[ENTRIES SHOWN]
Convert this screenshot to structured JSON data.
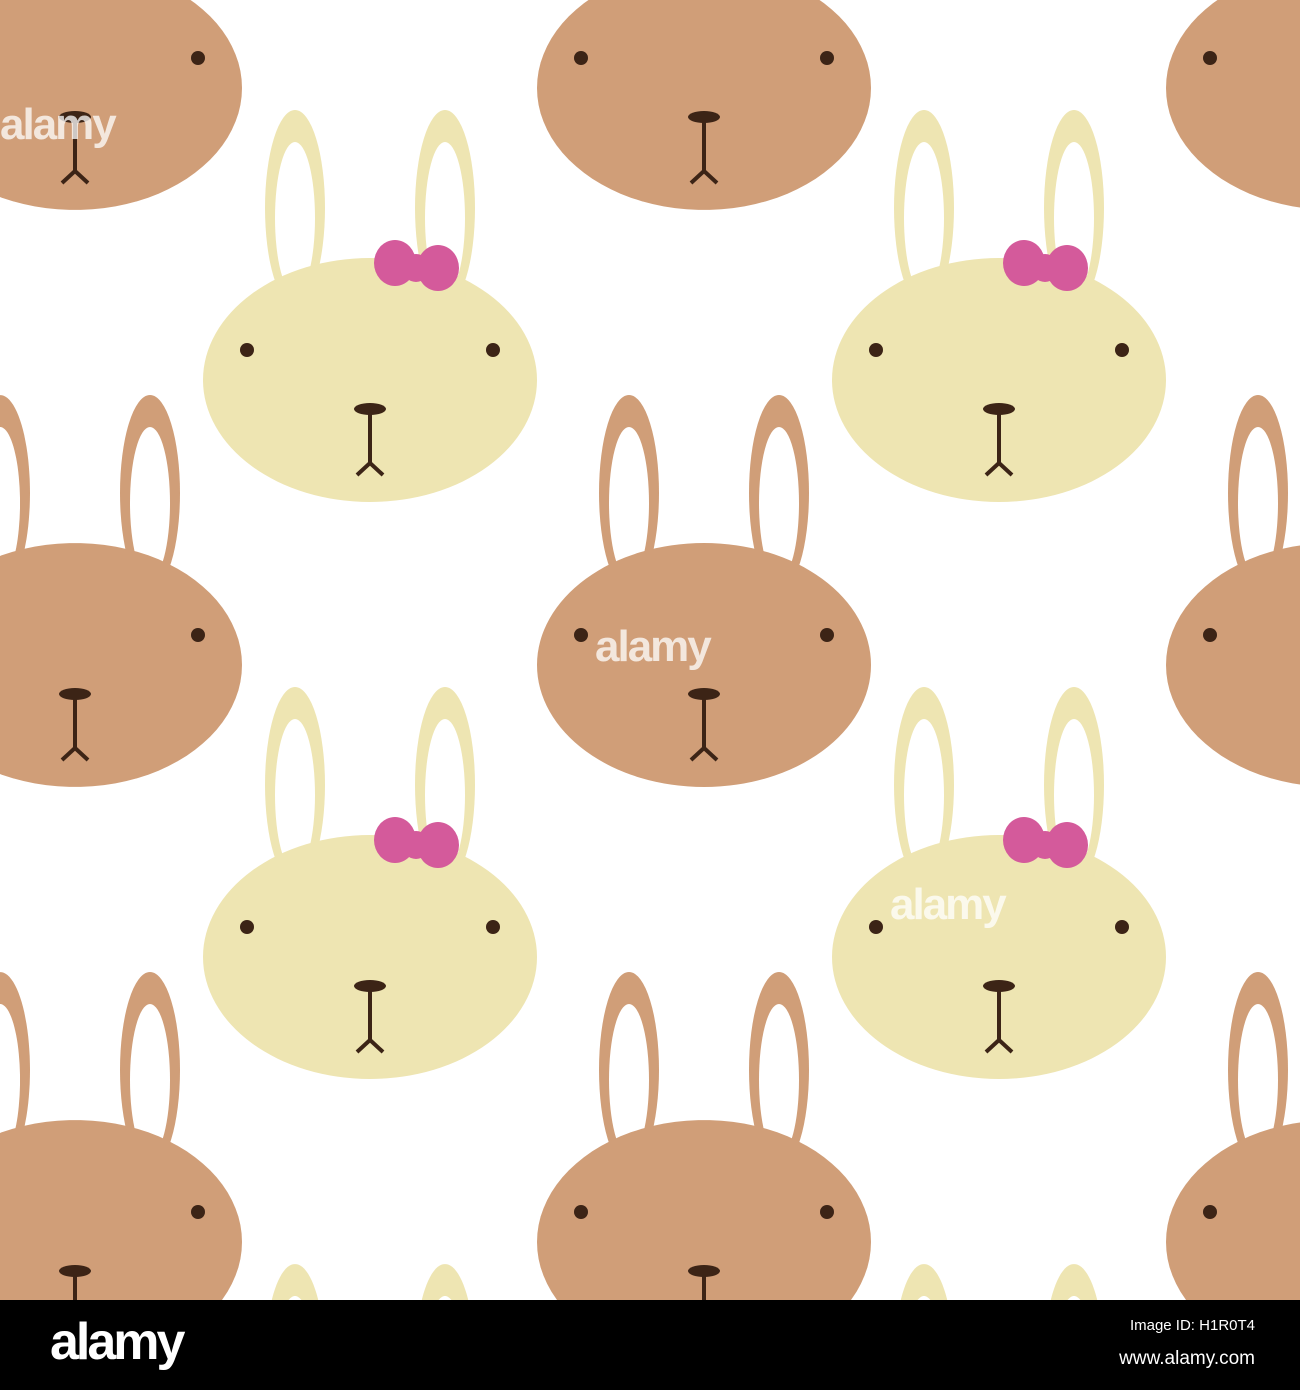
{
  "colors": {
    "background": "#ffffff",
    "brown_bunny": "#d09e78",
    "cream_bunny": "#eee5b2",
    "bow": "#d45a9b",
    "features": "#3c2416"
  },
  "watermark": {
    "text": "alamy"
  },
  "footer": {
    "logo": "alamy",
    "image_id": "Image ID: H1R0T4",
    "url": "www.alamy.com"
  }
}
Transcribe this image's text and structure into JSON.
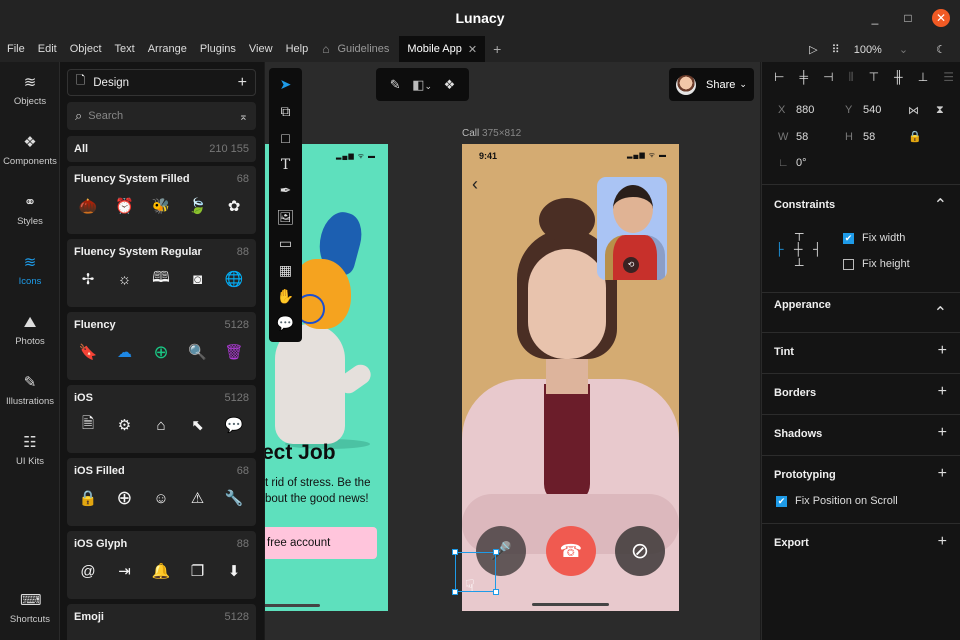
{
  "window": {
    "title": "Lunacy",
    "minimize_icon": "_",
    "maximize_icon": "□",
    "close_icon": "✕"
  },
  "menu": {
    "items": [
      "File",
      "Edit",
      "Object",
      "Text",
      "Arrange",
      "Plugins",
      "View",
      "Help"
    ],
    "home_icon": "⌂",
    "tabs": [
      {
        "label": "Guidelines",
        "active": false
      },
      {
        "label": "Mobile App",
        "active": true
      }
    ],
    "tab_close": "✕",
    "new_tab": "+",
    "play_icon": "▷",
    "grid_icon": "⠿",
    "zoom": "100%",
    "zoom_chevron": "⌄",
    "theme_icon": "☾"
  },
  "rail": {
    "items": [
      {
        "label": "Objects",
        "icon": "≋",
        "active": false
      },
      {
        "label": "Components",
        "icon": "❖",
        "active": false
      },
      {
        "label": "Styles",
        "icon": "⚭",
        "active": false
      },
      {
        "label": "Icons",
        "icon": "≋",
        "active": true
      },
      {
        "label": "Photos",
        "icon": "⛰",
        "active": false
      },
      {
        "label": "Illustrations",
        "icon": "✎",
        "active": false
      },
      {
        "label": "UI Kits",
        "icon": "☷",
        "active": false
      },
      {
        "label": "Shortcuts",
        "icon": "⌨",
        "active": false
      }
    ]
  },
  "library": {
    "document": "Design",
    "add": "+",
    "search_placeholder": "Search",
    "search_icon": "⌕",
    "collapse_icon": "⌅",
    "all": {
      "label": "All",
      "count": "210 155"
    },
    "sets": [
      {
        "name": "Fluency System Filled",
        "count": "68",
        "icons": [
          "acorn",
          "alarm-clock",
          "bee",
          "leaf",
          "flower"
        ],
        "glyphs": [
          "🌰",
          "⏰",
          "🐝",
          "🍃",
          "✿"
        ]
      },
      {
        "name": "Fluency System Regular",
        "count": "88",
        "icons": [
          "windmill",
          "solar-panel",
          "book",
          "document-disc",
          "globe"
        ],
        "glyphs": [
          "✢",
          "☼",
          "🕮",
          "◙",
          "🌐"
        ]
      },
      {
        "name": "Fluency",
        "count": "5128",
        "icons": [
          "bookmark-add",
          "cloud-download",
          "add-circle",
          "search",
          "trash"
        ],
        "glyphs": [
          "🔖",
          "☁",
          "⊕",
          "🔍",
          "🗑"
        ],
        "colors": [
          "#e8344a",
          "#1e88e5",
          "#19c784",
          "#2ecbe8",
          "#b03ad8"
        ]
      },
      {
        "name": "iOS",
        "count": "5128",
        "icons": [
          "document",
          "settings",
          "home",
          "cursor",
          "chat-bubble"
        ],
        "glyphs": [
          "🗎",
          "⚙",
          "⌂",
          "⬉",
          "💬"
        ]
      },
      {
        "name": "iOS Filled",
        "count": "68",
        "icons": [
          "lock",
          "add-circle",
          "face-id",
          "warning",
          "wrench"
        ],
        "glyphs": [
          "🔒",
          "⊕",
          "☺",
          "⚠",
          "🔧"
        ]
      },
      {
        "name": "iOS Glyph",
        "count": "88",
        "icons": [
          "at-sign",
          "sign-in",
          "bell",
          "copy",
          "download-circle"
        ],
        "glyphs": [
          "@",
          "⇥",
          "🔔",
          "❐",
          "⬇"
        ]
      },
      {
        "name": "Emoji",
        "count": "5128",
        "icons": [],
        "glyphs": []
      }
    ]
  },
  "canvas": {
    "tools": [
      {
        "name": "select",
        "glyph": "➤",
        "active": true
      },
      {
        "name": "frame",
        "glyph": "⧉",
        "active": false
      },
      {
        "name": "rectangle",
        "glyph": "□",
        "active": false
      },
      {
        "name": "text",
        "glyph": "T",
        "active": false
      },
      {
        "name": "pen",
        "glyph": "✒",
        "active": false
      },
      {
        "name": "image",
        "glyph": "🖼",
        "active": false
      },
      {
        "name": "component",
        "glyph": "▭",
        "active": false
      },
      {
        "name": "grid",
        "glyph": "▦",
        "active": false
      },
      {
        "name": "hand",
        "glyph": "✋",
        "active": false
      },
      {
        "name": "comment",
        "glyph": "💬",
        "active": false
      }
    ],
    "float_bar": {
      "edit_icon": "✎",
      "boolean_icon": "◧",
      "chevron": "⌄",
      "component_icon": "❖"
    },
    "share": {
      "label": "Share",
      "chevron": "⌄"
    },
    "frame_label": {
      "name": "Call",
      "size": "375×812"
    },
    "teal_screen": {
      "status": "▂▄▆ ᯤ ▬",
      "headline": "ect Job",
      "body_line1": "t rid of stress. Be the",
      "body_line2": "bout the good news!",
      "cta": "free account"
    },
    "call_screen": {
      "time": "9:41",
      "status": "▂▄▆ ᯤ ▬",
      "back": "‹",
      "swap_icon": "⟲",
      "mute_icon": "🎤",
      "end_icon": "☎",
      "camera_off_icon": "⊘"
    },
    "hand_cursor": "☟"
  },
  "inspector": {
    "align_icons": [
      "⊢",
      "╪",
      "⊣",
      "⫴",
      "⊤",
      "╫",
      "⊥",
      "☰"
    ],
    "x": {
      "label": "X",
      "value": "880"
    },
    "y": {
      "label": "Y",
      "value": "540"
    },
    "w": {
      "label": "W",
      "value": "58"
    },
    "h": {
      "label": "H",
      "value": "58"
    },
    "rotation": {
      "label": "∟",
      "value": "0°"
    },
    "flip_h_icon": "⋈",
    "flip_v_icon": "⧗",
    "lock_icon": "🔒",
    "constraints": {
      "title": "Constraints",
      "toggle": "⌃",
      "fix_width": {
        "label": "Fix width",
        "checked": true
      },
      "fix_height": {
        "label": "Fix height",
        "checked": false
      }
    },
    "appearance": {
      "title": "Apperance",
      "toggle": "⌃"
    },
    "tint": {
      "title": "Tint",
      "action": "+"
    },
    "borders": {
      "title": "Borders",
      "action": "+"
    },
    "shadows": {
      "title": "Shadows",
      "action": "+"
    },
    "prototyping": {
      "title": "Prototyping",
      "action": "+",
      "fix_position": {
        "label": "Fix Position on Scroll",
        "checked": true
      }
    },
    "export": {
      "title": "Export",
      "action": "+"
    },
    "check_mark": "✔"
  }
}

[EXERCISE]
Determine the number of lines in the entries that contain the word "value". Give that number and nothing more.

[ANSWER FOR THE TASK]
5